Summary and Recommendations.


  1. Without an overhaul of traditional training structures Australia will not be able to meet projected shortfalls in professional seafaring competencies in the short, medium or longer term for Australian Seafarers. It follows that without local commitment to future training shortfalls will need to be met by foreign nationals on temporary visas or a migration program.


  1. Training structures need to be more cost effective and the reduced unit cost of training a seafarer should be shared equitably by all of the maritime industry including the wider beneficiaries of this trainingincluding Additionally, owner operators will require a large degree of ownership and management of their own trainee nominees/employees.
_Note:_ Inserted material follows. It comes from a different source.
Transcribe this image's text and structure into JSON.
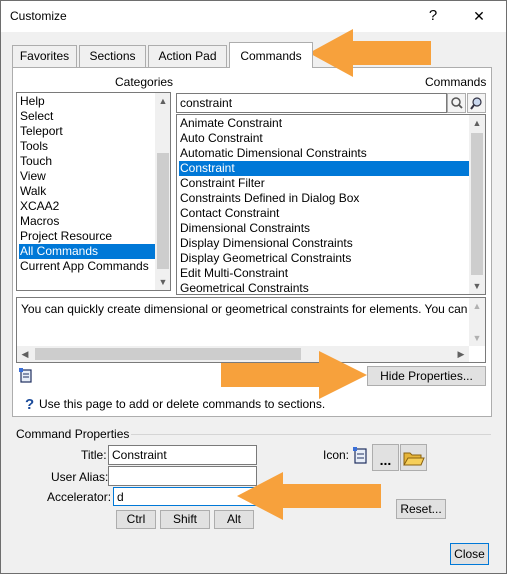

  1. Discussion on the above needs to include Employer Associations, Government, Vessel Owners and operators, Navy, Training providers, Unions and all end users. If there is a political will then Government through the Australian Maritime Safety Authority could provide facilitation. It should be noted that Government requirement for Merchant Mariners through AMSA, Border Force, CSIRO, AAD reflects their status as a major industry stakeholder .


  1. If agreement was reached on a new structure to replace the existing training status quo then a new entity would be required to administer a funding system, berth placements, industry promotion and specific selection criteria as required by individual operators. This may be within the existing Industry Associations or a new entity all together funded by the wider industry.


  1. Maritime training in Australia requires a long term commitment if we want to maintain a viable Australian Seafaring Competency base which is still rated amongst the worlds best.